At baseline, 97% of participants exhibited one or more cardiovascular disease risk factors; at three years, only 48% demonstrated one or more cardiovascular disease risk factors.
Predictors of cardiovascular disease remission For every 10% increase in weight loss, participants were more likely to achieve resolution of dyslipidemia, EBP, hyperinsulinemia, diabetes mellitus and elevated hs-CRP. Increasing age at the time of surgery lowered the chance of dyslipidemia remission. Females and whites were more likely than males and non-whites to achieve normal blood pressure by three years.
Research discussion: Timing of bariatric surgery for cardiovascular disease risk factor improvement
This work shows the reduction in specific cardiovascular disease risk factors is associated with weight loss and baseline age, baseline BMI, sex and race. The evidence shows that weight loss after bariatric surgery in adolescents predicts improvements in hs-CRP, insulin, dyslipidemia and diabetes over time.
Since the highest BMI categories have a lower chance of achieving a normal BMI after surgery, the data suggests that the best time to perform bariatric surgery in youth is before achieving BMI values that predict fewer optimal outcomes. It also suggests that the best long-term post-surgical outcomes are achieved in patients with lower BMI levels.

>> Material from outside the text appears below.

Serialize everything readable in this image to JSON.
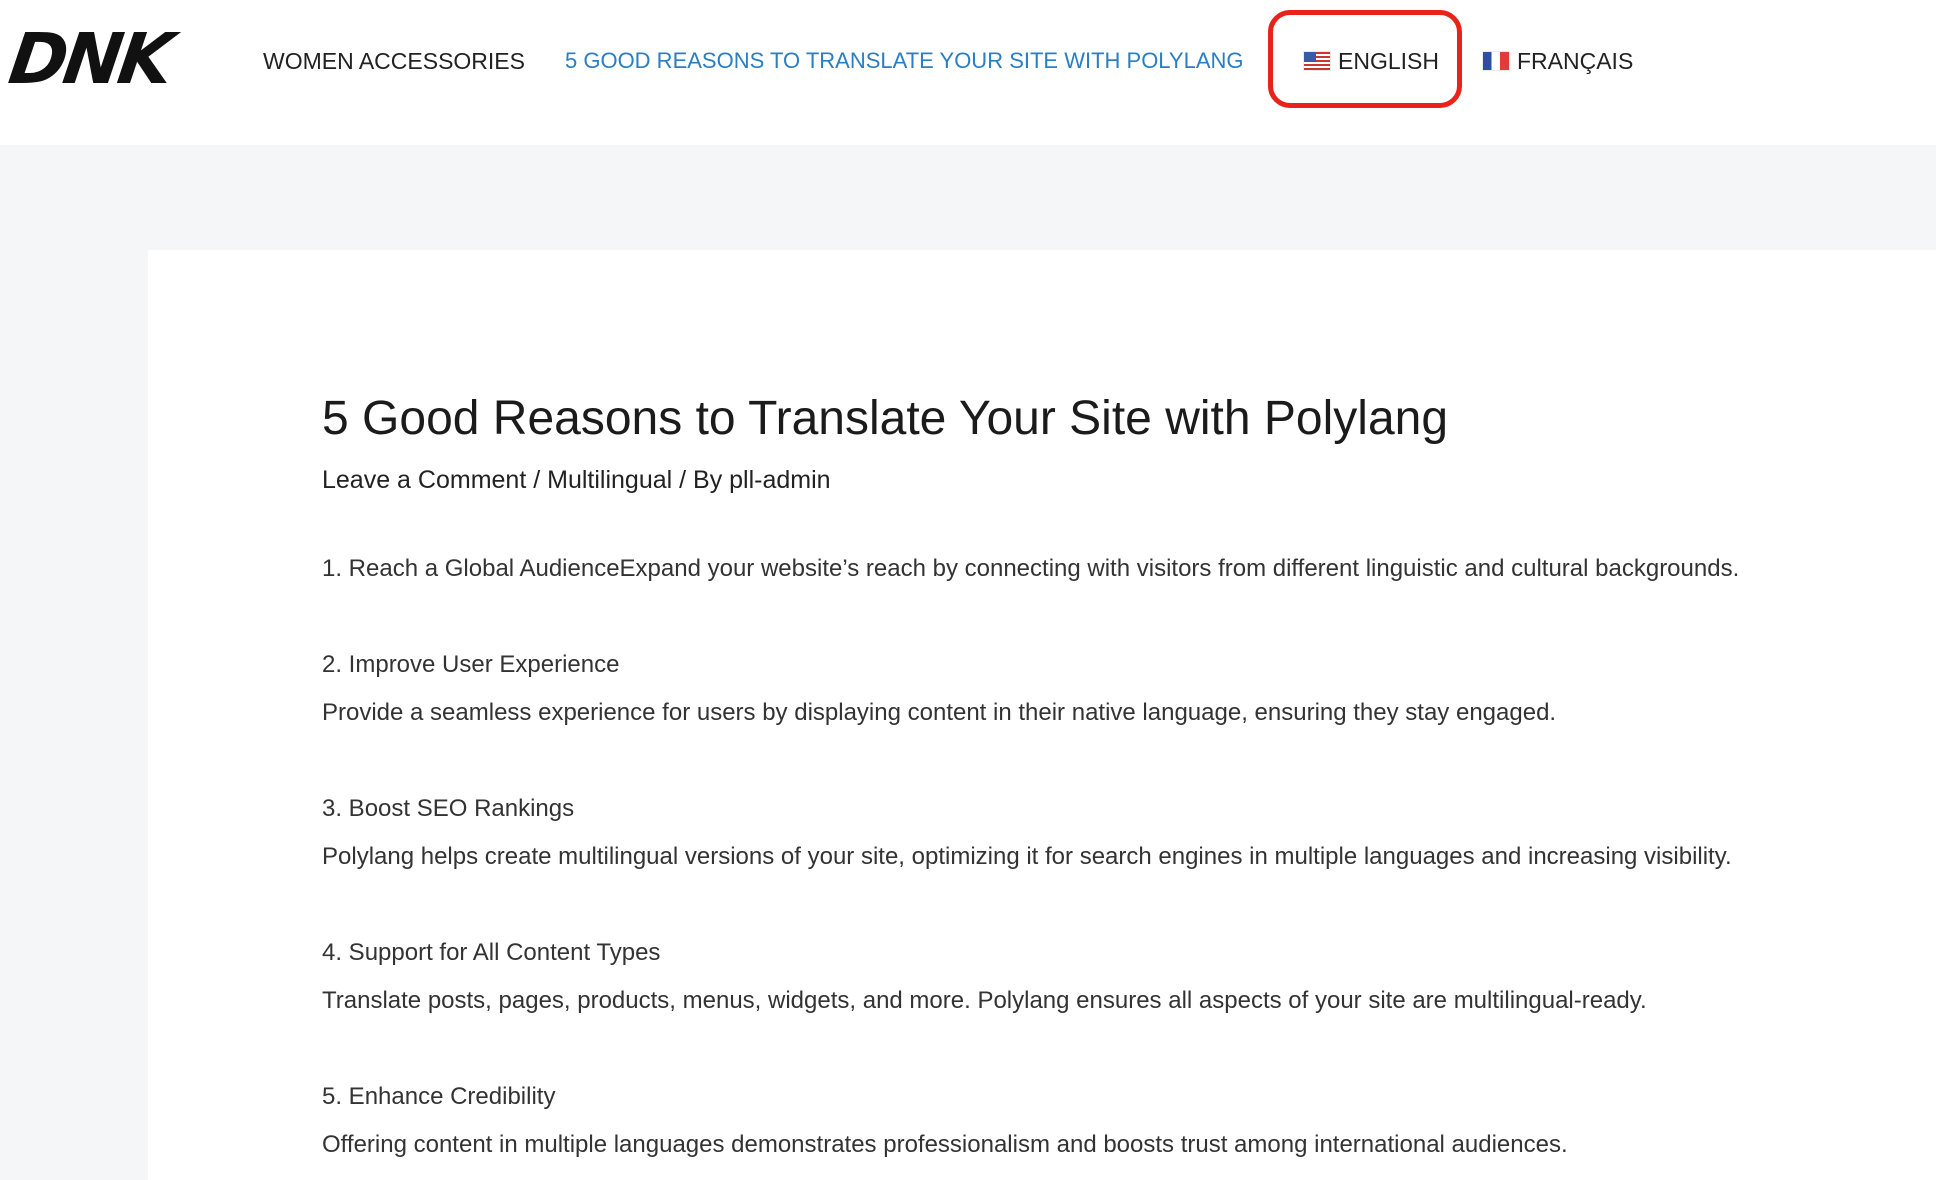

Although improvements in cardiovascular disease risk factors after bariatric surgery are expected, and even with the narrow age range of this population, there are advantages to offer surgery at a younger age.
Research conclusions: Support for bariatric surgery in severely obese teens
This study was the first large-scale, standardized analysis of predictors of change in cardiovascular disease risk factors among a cohort of severely obese adolescents. Researchers found early improvements and overall reduction in many cardio-metabolic risk factors. The specific predictors of normalization and/or remission based on sex, race, preoperative BMI and age at the time of surgery can lead to optimized treatment strategies. The data offers additional compelling support for the use of bariatric surgery in teens.